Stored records
□ □ □ □ □ □ □
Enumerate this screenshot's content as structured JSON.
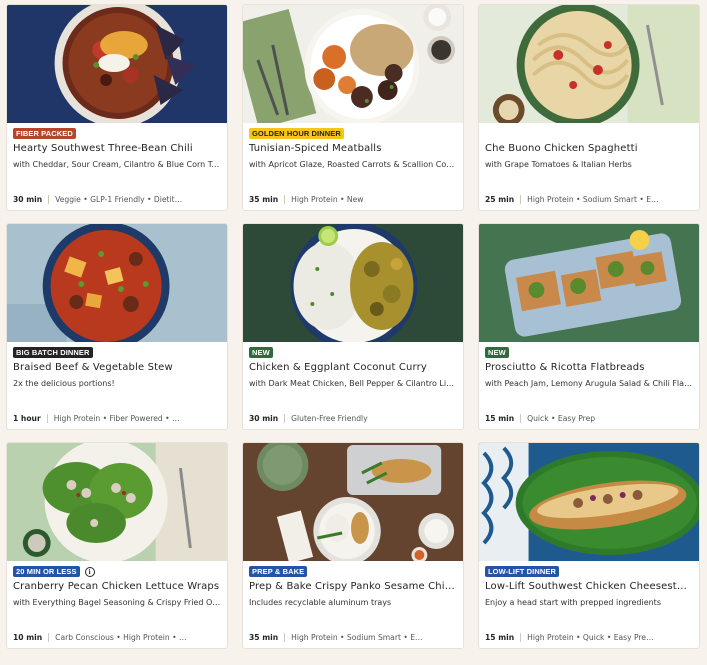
{
  "tag_colors": {
    "fiber_packed": {
      "bg": "#b5452d",
      "fg": "#ffffff"
    },
    "golden_hour": {
      "bg": "#f5c51a",
      "fg": "#242424"
    },
    "big_batch": {
      "bg": "#242424",
      "fg": "#ffffff"
    },
    "new": {
      "bg": "#2e6b3e",
      "fg": "#ffffff"
    },
    "twenty_min": {
      "bg": "#2553a6",
      "fg": "#ffffff"
    },
    "prep_bake": {
      "bg": "#2553a6",
      "fg": "#ffffff"
    },
    "low_lift": {
      "bg": "#2553a6",
      "fg": "#ffffff"
    }
  },
  "recipes": [
    {
      "tag": "FIBER PACKED",
      "title": "Hearty Southwest Three-Bean Chili",
      "subtitle": "with Cheddar, Sour Cream, Cilantro & Blue Corn Tor…",
      "time": "30 min",
      "attributes": "Veggie • GLP-1 Friendly • Dietit…",
      "image": "chili-bowl-image"
    },
    {
      "tag": "GOLDEN HOUR DINNER",
      "title": "Tunisian-Spiced Meatballs",
      "subtitle": "with Apricot Glaze, Roasted Carrots & Scallion Cous…",
      "time": "35 min",
      "attributes": "High Protein • New",
      "image": "meatballs-plate-image"
    },
    {
      "tag": "",
      "title": "Che Buono Chicken Spaghetti",
      "subtitle": "with Grape Tomatoes & Italian Herbs",
      "time": "25 min",
      "attributes": "High Protein • Sodium Smart • E…",
      "image": "spaghetti-bowl-image"
    },
    {
      "tag": "BIG BATCH DINNER",
      "title": "Braised Beef & Vegetable Stew",
      "subtitle": "2x the delicious portions!",
      "time": "1 hour",
      "attributes": "High Protein • Fiber Powered • …",
      "image": "stew-bowl-image"
    },
    {
      "tag": "NEW",
      "title": "Chicken & Eggplant Coconut Curry",
      "subtitle": "with Dark Meat Chicken, Bell Pepper & Cilantro Lim…",
      "time": "30 min",
      "attributes": "Gluten-Free Friendly",
      "image": "curry-bowl-image"
    },
    {
      "tag": "NEW",
      "title": "Prosciutto & Ricotta Flatbreads",
      "subtitle": "with Peach Jam, Lemony Arugula Salad & Chili Flakes",
      "time": "15 min",
      "attributes": "Quick • Easy Prep",
      "image": "flatbreads-tray-image"
    },
    {
      "tag": "20 MIN OR LESS",
      "title": "Cranberry Pecan Chicken Lettuce Wraps",
      "subtitle": "with Everything Bagel Seasoning & Crispy Fried Oni…",
      "time": "10 min",
      "attributes": "Carb Conscious • High Protein • …",
      "image": "lettuce-wraps-image",
      "info": "i"
    },
    {
      "tag": "PREP & BAKE",
      "title": "Prep & Bake Crispy Panko Sesame Chic…",
      "subtitle": "Includes recyclable aluminum trays",
      "time": "35 min",
      "attributes": "High Protein • Sodium Smart • E…",
      "image": "sesame-chicken-image"
    },
    {
      "tag": "LOW-LIFT DINNER",
      "title": "Low-Lift Southwest Chicken Cheesestea…",
      "subtitle": "Enjoy a head start with prepped ingredients",
      "time": "15 min",
      "attributes": "High Protein • Quick • Easy Pre…",
      "image": "cheesesteak-image"
    }
  ]
}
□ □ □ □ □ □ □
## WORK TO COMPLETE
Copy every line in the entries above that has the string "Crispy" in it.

## ANSWER SPACE
      "subtitle": "with Everything Bagel Seasoning & Crispy Fried Oni…",
      "title": "Prep & Bake Crispy Panko Sesame Chic…",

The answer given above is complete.